The Chips are down: Moore's Law coming to an end.
In this episode of PING, APNIC’s Chief Scientist Geoff Huston discusses the coming future of VLSI with Moores law coming to an end. This was motivated by a key presentation made at the most recent ANRW session at IETF117, San Francisco.
For over 5 decades we have been able to rely on an annual, latterly bi-annual doubling of speed called Moore's Law, and halving of size of the technology inside a microchip: Very Large Scale Integration (VLSI), the basic building block of the modern age being the transistor.
From it's beginnings off the back of the diode, replacing valves but still discrete components, to the modern reality of trillions of logic "gates" on a single chip, everything we have built in recent times which includes a computer, has been built under the model "it can only get cheaper next time round" -But for various reasons explored in this episode, that isn't true any more, and won't be true into the future.
We're going to have to get used to the idea it isn't always faster, smaller, cheaper, and this will have an impact on how we design Networks, including details inside the protocol stack which go to processing complexity forwarding those packets along the path.

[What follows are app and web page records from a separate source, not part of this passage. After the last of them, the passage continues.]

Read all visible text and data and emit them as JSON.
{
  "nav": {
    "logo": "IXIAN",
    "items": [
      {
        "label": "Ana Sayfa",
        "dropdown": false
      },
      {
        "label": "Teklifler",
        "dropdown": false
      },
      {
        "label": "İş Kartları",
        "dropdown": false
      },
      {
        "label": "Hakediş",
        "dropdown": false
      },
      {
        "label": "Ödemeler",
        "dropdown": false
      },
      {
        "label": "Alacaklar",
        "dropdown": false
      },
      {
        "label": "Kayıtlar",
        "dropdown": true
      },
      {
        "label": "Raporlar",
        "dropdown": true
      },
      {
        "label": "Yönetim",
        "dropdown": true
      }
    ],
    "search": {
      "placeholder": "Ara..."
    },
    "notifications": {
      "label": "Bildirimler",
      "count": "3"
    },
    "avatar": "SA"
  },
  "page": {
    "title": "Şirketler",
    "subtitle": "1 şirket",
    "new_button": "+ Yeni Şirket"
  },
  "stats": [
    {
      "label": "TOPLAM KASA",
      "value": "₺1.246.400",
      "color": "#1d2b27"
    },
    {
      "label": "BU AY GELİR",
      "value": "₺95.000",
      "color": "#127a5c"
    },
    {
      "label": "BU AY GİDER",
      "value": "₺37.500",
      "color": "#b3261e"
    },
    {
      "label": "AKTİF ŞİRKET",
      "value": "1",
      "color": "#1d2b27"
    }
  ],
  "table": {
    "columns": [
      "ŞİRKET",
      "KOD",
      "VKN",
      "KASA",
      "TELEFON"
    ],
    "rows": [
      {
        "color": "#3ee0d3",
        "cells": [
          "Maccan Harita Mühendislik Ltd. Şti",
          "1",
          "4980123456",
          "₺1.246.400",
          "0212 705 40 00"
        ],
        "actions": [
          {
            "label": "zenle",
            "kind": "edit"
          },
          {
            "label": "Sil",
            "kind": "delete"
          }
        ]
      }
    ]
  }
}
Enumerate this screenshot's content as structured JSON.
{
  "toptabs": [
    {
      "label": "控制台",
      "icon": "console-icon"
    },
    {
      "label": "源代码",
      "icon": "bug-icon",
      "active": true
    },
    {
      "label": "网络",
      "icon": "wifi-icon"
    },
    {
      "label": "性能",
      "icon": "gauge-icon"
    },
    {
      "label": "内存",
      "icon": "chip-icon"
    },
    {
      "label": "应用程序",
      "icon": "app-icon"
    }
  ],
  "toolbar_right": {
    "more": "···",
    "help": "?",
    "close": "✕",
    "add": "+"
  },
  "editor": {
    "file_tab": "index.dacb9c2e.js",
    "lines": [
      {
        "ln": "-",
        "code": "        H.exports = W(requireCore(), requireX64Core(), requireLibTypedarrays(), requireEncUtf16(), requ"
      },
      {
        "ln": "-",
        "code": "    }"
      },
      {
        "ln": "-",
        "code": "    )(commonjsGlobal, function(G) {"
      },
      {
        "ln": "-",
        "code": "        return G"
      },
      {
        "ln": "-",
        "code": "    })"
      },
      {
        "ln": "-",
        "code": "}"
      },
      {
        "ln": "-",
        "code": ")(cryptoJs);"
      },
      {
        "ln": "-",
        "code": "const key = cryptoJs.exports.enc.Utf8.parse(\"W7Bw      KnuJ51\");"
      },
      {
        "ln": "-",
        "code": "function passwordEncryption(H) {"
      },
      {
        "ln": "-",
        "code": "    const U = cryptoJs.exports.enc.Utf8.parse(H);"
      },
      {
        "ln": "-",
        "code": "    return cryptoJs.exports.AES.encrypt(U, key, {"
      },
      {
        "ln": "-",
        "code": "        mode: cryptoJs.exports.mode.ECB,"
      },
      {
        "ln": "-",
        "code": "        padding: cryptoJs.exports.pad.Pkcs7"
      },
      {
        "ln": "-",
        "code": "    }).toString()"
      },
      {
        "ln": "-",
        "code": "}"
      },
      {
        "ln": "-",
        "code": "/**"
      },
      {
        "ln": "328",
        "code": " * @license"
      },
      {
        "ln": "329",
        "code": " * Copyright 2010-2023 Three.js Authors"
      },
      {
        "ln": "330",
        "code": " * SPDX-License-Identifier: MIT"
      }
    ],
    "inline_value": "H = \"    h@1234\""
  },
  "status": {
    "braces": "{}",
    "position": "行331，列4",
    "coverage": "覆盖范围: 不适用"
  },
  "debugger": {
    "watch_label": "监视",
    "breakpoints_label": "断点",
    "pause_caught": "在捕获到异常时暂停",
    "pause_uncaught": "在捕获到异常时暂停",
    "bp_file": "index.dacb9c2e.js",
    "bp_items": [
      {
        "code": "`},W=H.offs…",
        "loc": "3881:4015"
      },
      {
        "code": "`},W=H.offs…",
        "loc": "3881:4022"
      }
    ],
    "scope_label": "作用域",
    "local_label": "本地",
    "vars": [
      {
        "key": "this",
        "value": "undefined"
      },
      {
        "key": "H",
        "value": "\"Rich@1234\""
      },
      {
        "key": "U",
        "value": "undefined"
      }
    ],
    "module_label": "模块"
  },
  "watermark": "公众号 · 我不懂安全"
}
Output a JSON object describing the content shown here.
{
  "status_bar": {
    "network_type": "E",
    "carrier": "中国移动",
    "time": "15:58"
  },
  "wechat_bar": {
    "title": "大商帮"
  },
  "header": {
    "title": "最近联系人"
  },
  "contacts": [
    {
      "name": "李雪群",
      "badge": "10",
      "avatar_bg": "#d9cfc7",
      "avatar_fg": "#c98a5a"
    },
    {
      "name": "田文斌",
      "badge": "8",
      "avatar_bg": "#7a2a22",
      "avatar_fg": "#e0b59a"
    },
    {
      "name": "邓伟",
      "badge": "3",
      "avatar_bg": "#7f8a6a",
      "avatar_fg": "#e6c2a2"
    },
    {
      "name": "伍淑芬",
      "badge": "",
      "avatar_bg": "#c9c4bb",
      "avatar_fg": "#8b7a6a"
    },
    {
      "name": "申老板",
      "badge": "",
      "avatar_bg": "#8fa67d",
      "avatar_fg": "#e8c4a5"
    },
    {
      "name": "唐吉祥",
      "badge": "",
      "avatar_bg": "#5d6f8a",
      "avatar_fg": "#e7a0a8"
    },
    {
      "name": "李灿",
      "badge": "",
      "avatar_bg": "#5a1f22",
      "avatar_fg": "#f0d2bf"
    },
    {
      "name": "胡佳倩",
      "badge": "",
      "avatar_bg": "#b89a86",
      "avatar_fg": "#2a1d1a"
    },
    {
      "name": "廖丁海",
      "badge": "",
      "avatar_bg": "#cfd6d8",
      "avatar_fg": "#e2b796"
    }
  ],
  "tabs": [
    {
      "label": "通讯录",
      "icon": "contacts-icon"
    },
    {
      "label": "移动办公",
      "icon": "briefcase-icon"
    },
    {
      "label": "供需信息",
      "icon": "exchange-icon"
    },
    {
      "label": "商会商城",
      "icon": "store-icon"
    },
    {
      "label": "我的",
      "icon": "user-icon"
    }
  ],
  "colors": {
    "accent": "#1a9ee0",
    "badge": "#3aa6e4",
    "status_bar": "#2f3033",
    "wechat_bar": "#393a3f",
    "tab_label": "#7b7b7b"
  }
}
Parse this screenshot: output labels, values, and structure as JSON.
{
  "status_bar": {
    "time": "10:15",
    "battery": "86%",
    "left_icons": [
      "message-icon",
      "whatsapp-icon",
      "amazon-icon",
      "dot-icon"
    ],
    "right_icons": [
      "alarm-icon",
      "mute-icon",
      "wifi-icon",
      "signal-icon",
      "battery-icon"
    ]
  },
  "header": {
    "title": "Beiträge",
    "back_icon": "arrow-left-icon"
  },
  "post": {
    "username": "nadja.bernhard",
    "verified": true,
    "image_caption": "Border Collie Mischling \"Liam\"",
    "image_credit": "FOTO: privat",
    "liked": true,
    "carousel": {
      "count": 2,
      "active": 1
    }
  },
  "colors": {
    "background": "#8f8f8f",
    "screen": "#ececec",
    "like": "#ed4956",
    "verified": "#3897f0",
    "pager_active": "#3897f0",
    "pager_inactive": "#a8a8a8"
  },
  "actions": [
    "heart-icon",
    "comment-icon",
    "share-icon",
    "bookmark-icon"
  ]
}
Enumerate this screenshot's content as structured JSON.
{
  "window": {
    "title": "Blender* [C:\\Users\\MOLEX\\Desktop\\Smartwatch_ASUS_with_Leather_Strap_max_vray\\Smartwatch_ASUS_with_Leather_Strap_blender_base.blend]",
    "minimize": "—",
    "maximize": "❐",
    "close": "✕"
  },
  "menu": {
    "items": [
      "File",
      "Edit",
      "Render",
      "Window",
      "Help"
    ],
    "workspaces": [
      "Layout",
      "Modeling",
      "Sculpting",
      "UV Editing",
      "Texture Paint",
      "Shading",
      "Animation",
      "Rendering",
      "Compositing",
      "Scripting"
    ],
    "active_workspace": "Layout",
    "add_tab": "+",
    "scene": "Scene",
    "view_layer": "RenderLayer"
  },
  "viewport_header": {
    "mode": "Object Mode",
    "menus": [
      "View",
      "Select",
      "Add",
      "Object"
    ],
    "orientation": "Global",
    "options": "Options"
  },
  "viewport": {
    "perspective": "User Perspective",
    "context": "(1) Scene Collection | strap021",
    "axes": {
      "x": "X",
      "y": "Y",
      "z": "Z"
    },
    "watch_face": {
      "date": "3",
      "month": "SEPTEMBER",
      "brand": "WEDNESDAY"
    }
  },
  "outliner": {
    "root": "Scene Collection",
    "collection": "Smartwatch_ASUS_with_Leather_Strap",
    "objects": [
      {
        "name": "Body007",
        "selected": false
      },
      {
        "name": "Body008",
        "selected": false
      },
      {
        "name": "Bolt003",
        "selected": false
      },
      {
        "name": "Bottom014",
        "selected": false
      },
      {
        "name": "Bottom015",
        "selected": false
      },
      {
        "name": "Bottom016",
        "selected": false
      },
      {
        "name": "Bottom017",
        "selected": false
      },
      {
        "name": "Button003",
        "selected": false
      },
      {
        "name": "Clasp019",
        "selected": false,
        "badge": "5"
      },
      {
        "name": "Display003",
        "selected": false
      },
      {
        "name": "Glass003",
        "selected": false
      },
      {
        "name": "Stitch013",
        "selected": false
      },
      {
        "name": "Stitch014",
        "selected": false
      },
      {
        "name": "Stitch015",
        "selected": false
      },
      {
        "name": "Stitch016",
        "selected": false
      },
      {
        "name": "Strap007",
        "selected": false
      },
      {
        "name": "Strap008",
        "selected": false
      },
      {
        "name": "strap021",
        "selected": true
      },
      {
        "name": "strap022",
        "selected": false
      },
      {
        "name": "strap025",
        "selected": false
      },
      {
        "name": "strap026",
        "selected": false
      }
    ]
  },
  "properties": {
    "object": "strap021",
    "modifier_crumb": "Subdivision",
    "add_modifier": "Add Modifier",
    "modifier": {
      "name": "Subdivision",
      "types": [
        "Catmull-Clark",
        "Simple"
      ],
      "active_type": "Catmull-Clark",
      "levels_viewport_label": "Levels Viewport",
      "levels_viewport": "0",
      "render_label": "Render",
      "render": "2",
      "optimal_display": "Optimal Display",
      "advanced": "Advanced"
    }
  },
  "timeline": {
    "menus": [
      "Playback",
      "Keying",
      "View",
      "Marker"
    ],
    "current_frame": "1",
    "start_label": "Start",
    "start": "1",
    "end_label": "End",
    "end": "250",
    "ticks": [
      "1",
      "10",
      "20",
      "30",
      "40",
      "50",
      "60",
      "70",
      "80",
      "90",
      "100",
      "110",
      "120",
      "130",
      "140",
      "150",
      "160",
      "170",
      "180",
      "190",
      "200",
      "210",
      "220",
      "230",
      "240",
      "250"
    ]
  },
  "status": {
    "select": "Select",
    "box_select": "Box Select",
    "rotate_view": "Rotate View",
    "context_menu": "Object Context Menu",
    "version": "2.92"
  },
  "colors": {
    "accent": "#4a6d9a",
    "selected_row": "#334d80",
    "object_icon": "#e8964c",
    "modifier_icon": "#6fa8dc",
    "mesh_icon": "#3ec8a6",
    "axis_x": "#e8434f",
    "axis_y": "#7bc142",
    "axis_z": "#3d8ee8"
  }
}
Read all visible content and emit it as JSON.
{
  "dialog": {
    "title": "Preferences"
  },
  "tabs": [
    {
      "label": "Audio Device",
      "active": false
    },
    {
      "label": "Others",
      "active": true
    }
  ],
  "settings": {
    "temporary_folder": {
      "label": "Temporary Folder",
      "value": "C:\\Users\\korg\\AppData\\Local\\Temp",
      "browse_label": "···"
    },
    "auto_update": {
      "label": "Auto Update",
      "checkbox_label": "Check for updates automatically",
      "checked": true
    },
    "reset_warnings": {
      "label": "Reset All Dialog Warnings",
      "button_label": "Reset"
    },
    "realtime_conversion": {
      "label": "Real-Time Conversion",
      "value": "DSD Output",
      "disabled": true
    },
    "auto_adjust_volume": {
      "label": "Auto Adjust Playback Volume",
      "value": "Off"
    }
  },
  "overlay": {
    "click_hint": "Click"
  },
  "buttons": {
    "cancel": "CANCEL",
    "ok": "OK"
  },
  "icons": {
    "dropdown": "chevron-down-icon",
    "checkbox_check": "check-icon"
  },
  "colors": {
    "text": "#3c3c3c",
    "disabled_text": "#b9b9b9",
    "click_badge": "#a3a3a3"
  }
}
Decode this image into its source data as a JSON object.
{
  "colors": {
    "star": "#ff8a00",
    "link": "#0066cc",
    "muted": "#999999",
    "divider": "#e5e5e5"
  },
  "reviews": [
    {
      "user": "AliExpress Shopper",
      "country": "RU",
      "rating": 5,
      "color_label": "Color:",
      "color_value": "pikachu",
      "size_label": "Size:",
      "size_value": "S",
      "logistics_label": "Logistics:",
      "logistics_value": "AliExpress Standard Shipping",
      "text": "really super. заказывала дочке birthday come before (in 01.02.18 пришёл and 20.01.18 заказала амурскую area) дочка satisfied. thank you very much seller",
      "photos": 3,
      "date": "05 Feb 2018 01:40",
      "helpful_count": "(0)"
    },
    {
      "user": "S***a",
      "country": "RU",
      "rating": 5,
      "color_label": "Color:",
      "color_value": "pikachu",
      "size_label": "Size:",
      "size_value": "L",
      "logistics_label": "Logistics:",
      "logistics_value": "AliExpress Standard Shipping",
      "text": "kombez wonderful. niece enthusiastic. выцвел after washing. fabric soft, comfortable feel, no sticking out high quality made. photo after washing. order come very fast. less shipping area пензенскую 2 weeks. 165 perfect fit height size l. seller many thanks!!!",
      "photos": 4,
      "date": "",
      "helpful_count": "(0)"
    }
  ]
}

A few times, Both Geoff and myself get our prefixes mixed up and may say millimeters for nanometers or even worse on air. We also confused the order of letters in the company Acronym TSMC -The Taiwan Semiconductor Manufacturing Company.
Read more about the end of Moore's law on APNIC Blog and the IETF:
- Chipping Away at Moore's Law (August 2023, Geoff Huston)
- It’s the End of DRAM As We Know It (July 2023, Philip Levis, IETF117 ANRW session)